September 30, 2022
Ithaca, NY | 60°F


Routs destroy youth sport

When the Pikesville Middle School boy’s basketball team defeated Kimper Middle School’s boy’s basketball team 100-2 a couple weeks ago in Pike County, Ky., my initial thought was that the score must have been a misprint. There is no way any coach in youth sports would let this happen.%image_alt%

But after watching highlights of the game on YouTube, it was easy to see why the game got so out of hand. The Pikesville team, last year’s state champion, is made up of some of the best seventh and eighth graders in Kentucky and might be one of the best middle school teams in the country. Kimper, on the other hand, is a small school that features players as young as 11 years old.

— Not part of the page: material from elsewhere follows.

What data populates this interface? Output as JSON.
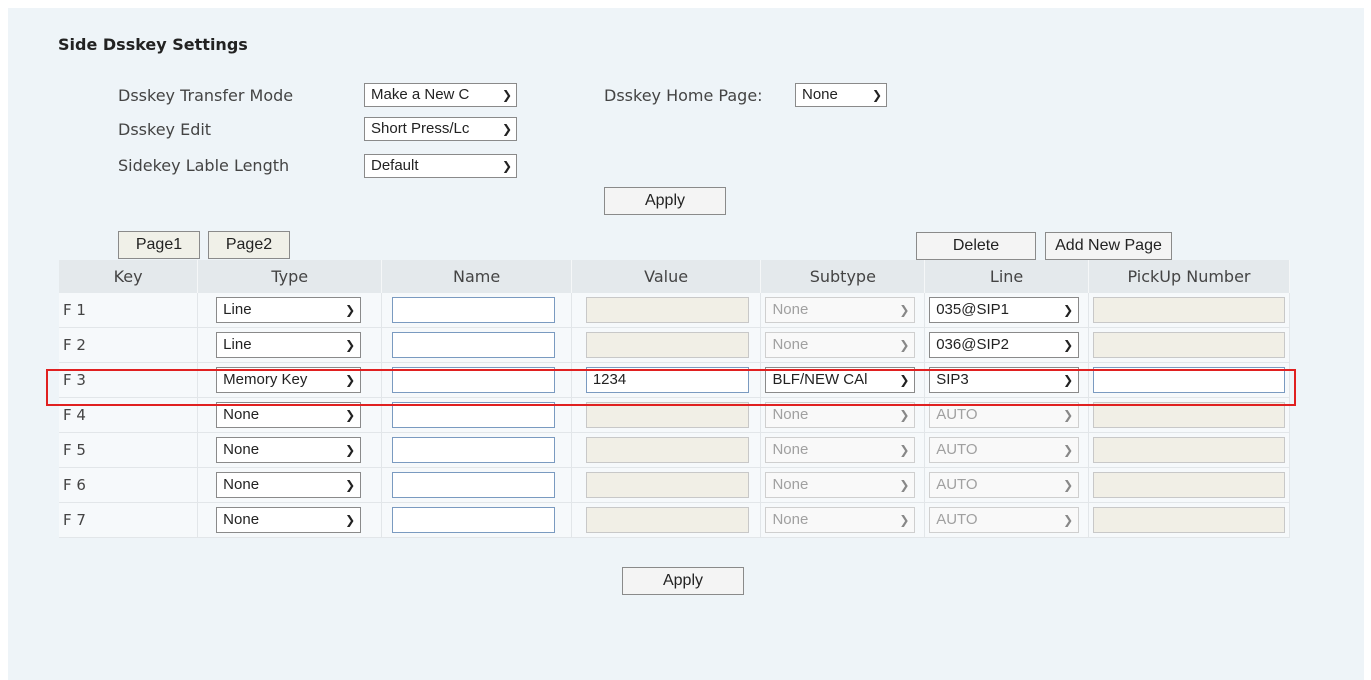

There has been outrage from both sides, and some are calling for Pikesville to cancel the rest of its season after the unsportsmanlike conduct.

Many think this would be a knee-jerk response since the two teams shouldn’t have been playing each other in the first place. The two teams play in the same division and are scheduled to play each other in the regular season. Pikesville Head Coach Bryan Johnson said his team was trying to let Kimper score, but failed to do so until Pikesville
allowed a last-second layup.

But its much harder to defend Pikesville, who led 25-0 fewer than two minutes into the game and raced out to a 70-0 lead by halftime. While taking out the starters and putting in the reserves at this point may have been enough for some coaches, Pikesville still outscored Kimper 30-2 in the second half.

Blowouts are routinely seen in all levels of sports, but this situation goes way beyond that. To allow middle school children to participate in a game like this makes a mockery of sportsmanship and the value that sport can have for them. Youth sports is supposed to be about learning to work together as a team toward a common goal and, most importantly, having fun.

When a team from a middle school of 180 students goes up against a team featuring some of the best players in the country in their age group, none of those goals are met on either side. Kimper’s players came out of the game dejected and embarrassed, while Pikesville’s players gained no value from playing a clearly inferior opponent.

Canceling the season would certainly send a strong message to the Pikesville players, but I don’t think it would be right to punish them for simply being on a higher level than their competition. Though the fact that it is even a suggestion shows youth sports are moving in the right direction.